Benefits, Outcomes and Drawbacks of Occupational Therapy
What are the Benefits of Occupational Therapy?
The main benefit of occupational therapy is the mastery of skills that help children develop, recover, or maintain daily living skills. The goal of an occupational therapist is to help individuals have independent, productive and satisfying lives.
There are concrete benefits to occupational therapy – those where it is easy to measure the progress, such as improving a child’s skills to achieve independence in feeding, bathing, dressing and other self-care activities. The less obvious benefits of occupational therapy may include:
What is the Desired Outcome of Occupational Therapy?
Occupational therapists target desired outcomes and determine the services, supports, and modifications or accommodations needed to achieve those outcomes. Through an understanding of the impact of disability, illness and impairment on the way a child develops, plays and learns new skills, occupational therapists improve a child’s ability to participate in daily life.
The desired outcome of the treatment is to help children learn to be as independent as possible.
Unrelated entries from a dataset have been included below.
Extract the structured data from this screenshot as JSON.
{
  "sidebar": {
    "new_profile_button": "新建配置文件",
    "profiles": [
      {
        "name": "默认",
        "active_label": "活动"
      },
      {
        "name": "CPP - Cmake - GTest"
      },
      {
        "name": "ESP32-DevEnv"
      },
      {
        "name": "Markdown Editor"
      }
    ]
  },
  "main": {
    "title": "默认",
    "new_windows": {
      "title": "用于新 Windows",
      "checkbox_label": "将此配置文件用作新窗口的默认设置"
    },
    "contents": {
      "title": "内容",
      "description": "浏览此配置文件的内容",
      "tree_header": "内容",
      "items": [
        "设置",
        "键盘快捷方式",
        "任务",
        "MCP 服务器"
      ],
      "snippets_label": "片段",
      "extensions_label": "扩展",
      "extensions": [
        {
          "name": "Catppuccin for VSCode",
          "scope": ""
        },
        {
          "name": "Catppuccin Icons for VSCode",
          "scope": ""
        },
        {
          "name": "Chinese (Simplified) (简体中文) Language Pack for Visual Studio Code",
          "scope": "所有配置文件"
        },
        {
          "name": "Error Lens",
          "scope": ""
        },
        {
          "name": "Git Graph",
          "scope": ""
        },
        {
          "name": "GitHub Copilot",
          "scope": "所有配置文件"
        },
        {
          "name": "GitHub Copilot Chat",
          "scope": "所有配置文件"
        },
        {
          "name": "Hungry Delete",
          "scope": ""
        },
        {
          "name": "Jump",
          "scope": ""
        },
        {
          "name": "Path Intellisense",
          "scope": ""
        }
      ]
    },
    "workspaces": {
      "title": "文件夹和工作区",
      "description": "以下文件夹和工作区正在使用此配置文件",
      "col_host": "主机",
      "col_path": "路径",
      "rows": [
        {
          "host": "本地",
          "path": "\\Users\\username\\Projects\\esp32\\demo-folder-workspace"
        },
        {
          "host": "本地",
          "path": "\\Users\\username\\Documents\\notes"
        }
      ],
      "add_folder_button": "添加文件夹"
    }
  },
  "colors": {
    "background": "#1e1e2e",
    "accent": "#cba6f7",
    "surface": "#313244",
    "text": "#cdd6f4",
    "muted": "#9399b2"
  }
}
This can range from improving physical abilities so the child can participate in self-care to helping the child be prepared to perform school-related activities. Since each child is unique, the goals and outcomes of the therapy treatment plan will be specific to that child and his or her needs.
This means that the therapy is ongoing until the child attains the necessary skills. Once skills are mastered in one area, say self-care, the therapy will focus on other skills that are needed to be functional in the community. Again, the nature of the therapy depends on your child’s disability, how quickly he or she learns new skills and the goals of the family.
What are the Drawbacks of Occupational Therapy?
There are concerns of a practical nature which must be considered. These include the time commitment to the program, the availability of services, the impact of the therapy on other family members, and the cost involved in continued care.
In developing an occupational therapy program for your child, it is important to develop a set of realistic expectations with the therapist. These expectations must be revisited from time to time as the child progresses. Only through periodic evaluations of the overall therapy program will you be able to determine the impact it is having on your child’s, and your family’s, quality of life.